The Hunter stooped o-er his dying steed
With sad dejected mien,
And softly stroked its glossy neck,
Lustrous as silken sheen;
With iron will and nerve of steel,
And pale lips tight compressed,
He kept the tears from eyes that long
Were strange to such a guest.

Thou-rt dying now, my faithful one,
Alas! -tis easy known-
Thy neck would arch beneath my touch,
Thou-dst brighten at my tone;
But turn not thus thy restless eyes
Upon my saddened brow,
Nor look with such imploring gaze-
I cannot help thee now.

No more we-ll bound o-er dew gemmed sward
At break of summer morn,
Or follow on, through forests green,
The hunter-s merry horn;
No more we-ll brave the rapid stream,
Nor battle with the tide,
Nor cross the slipp-ry mountain path,
As we were wont to ride.

Oh! we have travelled many miles,
And dangers have we braved;
And more than once thy matchless speed
Thy master-s life hath saved;
And many nights the forest sward
Has been the couch we-ve pressed,
Where, pillowed on thy glossy neck,
Most sweet has been my rest.

How often, too, I we shared with thee
The hunter-s scanty fare.
To see thee suffer want or pain,
Mute friend I could not bear;
And now, thou best in agony,
As if thy heart would burst,
And I, what can I do for thee,
Save slake thy burning thirst?

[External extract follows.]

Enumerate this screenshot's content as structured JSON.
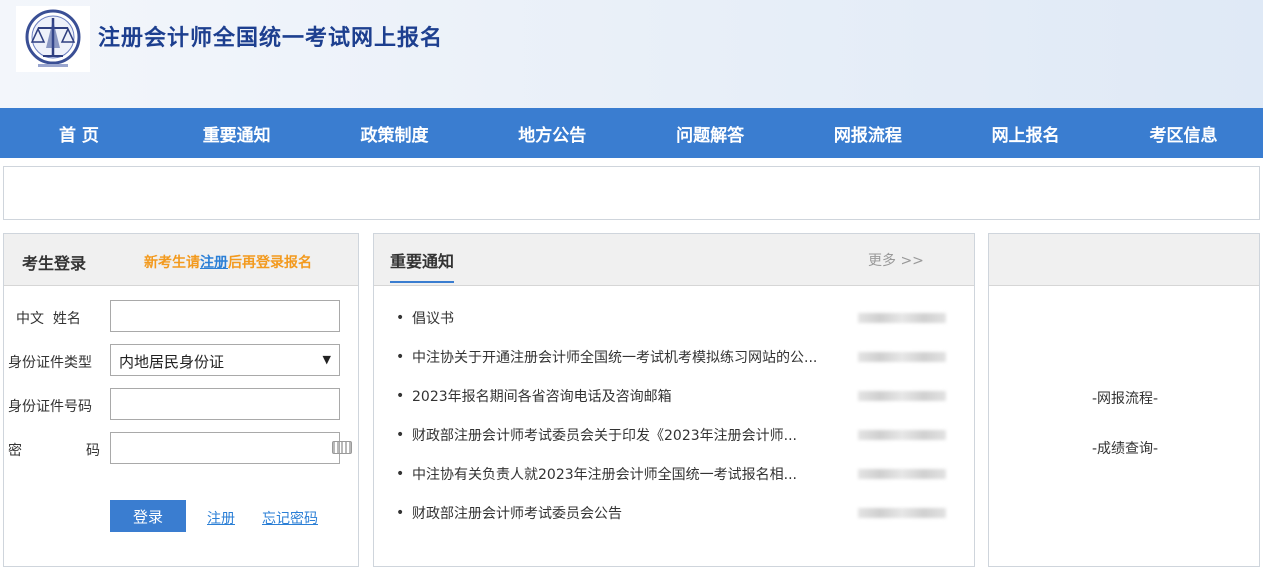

That parting sob, that failing glance-
The pains of death are past!
Thy glazing eyes still turned on me
With love unto the last!
Well may my tears o-er thy cold form,
My steed, flow fast and free,
For, oh! I have had many friends,
Yet none so true as thee!